=== DATA SUPPLIED ===
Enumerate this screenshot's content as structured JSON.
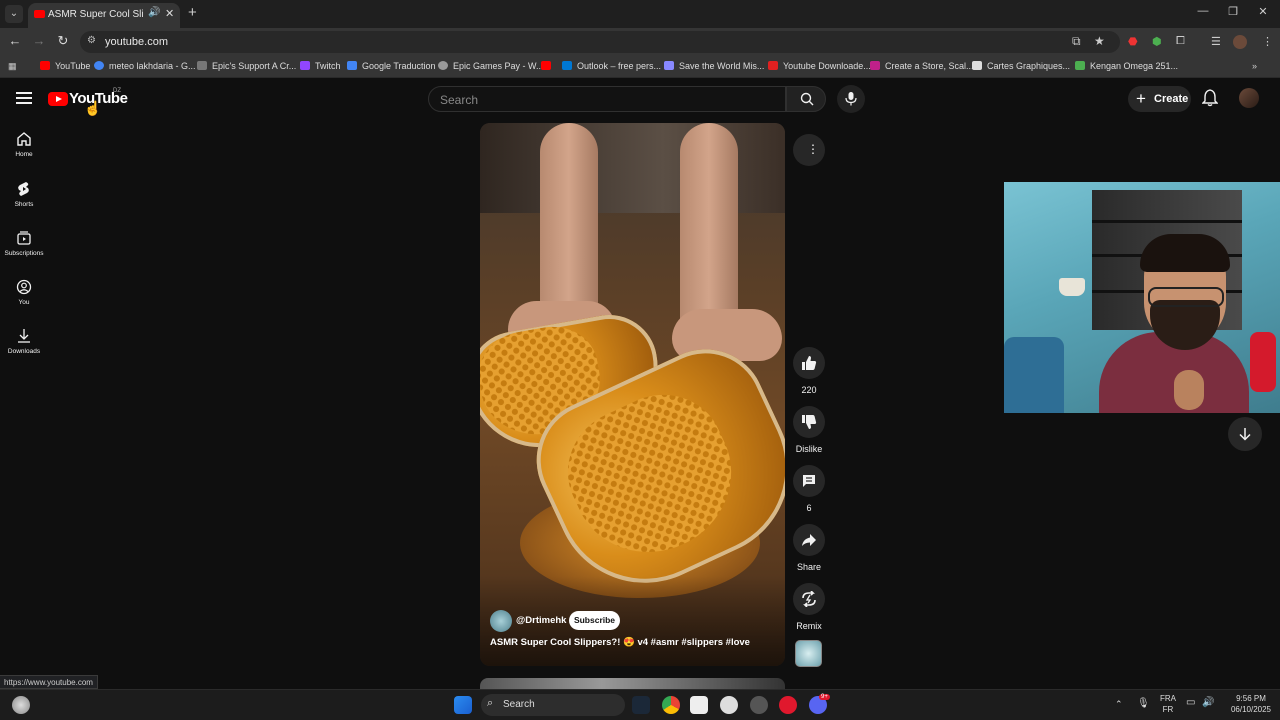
{
  "browser": {
    "tab": {
      "title": "ASMR Super Cool Slippers?!",
      "close": "✕",
      "audio": "🔊"
    },
    "new_tab": "+",
    "window": {
      "minimize": "—",
      "restore": "❐",
      "close": "✕"
    },
    "address": "youtube.com",
    "nav": {
      "back": "←",
      "forward": "→",
      "reload": "↻"
    },
    "bookmarks": [
      {
        "label": "YouTube",
        "color": "#ff0000"
      },
      {
        "label": "meteo lakhdaria - G...",
        "color": "#4285f4"
      },
      {
        "label": "Epic's Support A Cr...",
        "color": "#777777"
      },
      {
        "label": "Twitch",
        "color": "#9146ff"
      },
      {
        "label": "Google Traduction",
        "color": "#4285f4"
      },
      {
        "label": "Epic Games Pay - W...",
        "color": "#999999"
      },
      {
        "label": "",
        "color": "#ff0000"
      },
      {
        "label": "Outlook – free pers...",
        "color": "#0078d4"
      },
      {
        "label": "Save the World Mis...",
        "color": "#8888ff"
      },
      {
        "label": "Youtube Downloade...",
        "color": "#e02020"
      },
      {
        "label": "Create a Store, Scal...",
        "color": "#c0208a"
      },
      {
        "label": "Cartes Graphiques...",
        "color": "#dddddd"
      },
      {
        "label": "Kengan Omega 251...",
        "color": "#4caf50"
      }
    ],
    "status_url": "https://www.youtube.com"
  },
  "youtube": {
    "logo_text": "YouTube",
    "country_code": "DZ",
    "search_placeholder": "Search",
    "create_label": "Create",
    "sidebar": [
      {
        "label": "Home",
        "icon": "home-icon"
      },
      {
        "label": "Shorts",
        "icon": "shorts-icon"
      },
      {
        "label": "Subscriptions",
        "icon": "subscriptions-icon"
      },
      {
        "label": "You",
        "icon": "you-icon"
      },
      {
        "label": "Downloads",
        "icon": "download-icon"
      }
    ],
    "short": {
      "channel": "@Drtimehk",
      "subscribe_label": "Subscribe",
      "title": "ASMR Super Cool Slippers?! 😍 v4 #asmr #slippers #love"
    },
    "actions": {
      "like_count": "220",
      "dislike_label": "Dislike",
      "comment_count": "6",
      "share_label": "Share",
      "remix_label": "Remix"
    }
  },
  "taskbar": {
    "search_label": "Search",
    "language_top": "FRA",
    "language_bottom": "FR",
    "time": "9:56 PM",
    "date": "06/10/2025",
    "discord_badge": "9+"
  }
}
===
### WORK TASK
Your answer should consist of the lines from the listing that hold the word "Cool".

### SOLUTION FOR THIS PROBLEM
      "title": "ASMR Super Cool Slippers?!",
      "title": "ASMR Super Cool Slippers?! 😍 v4 #asmr #slippers #love"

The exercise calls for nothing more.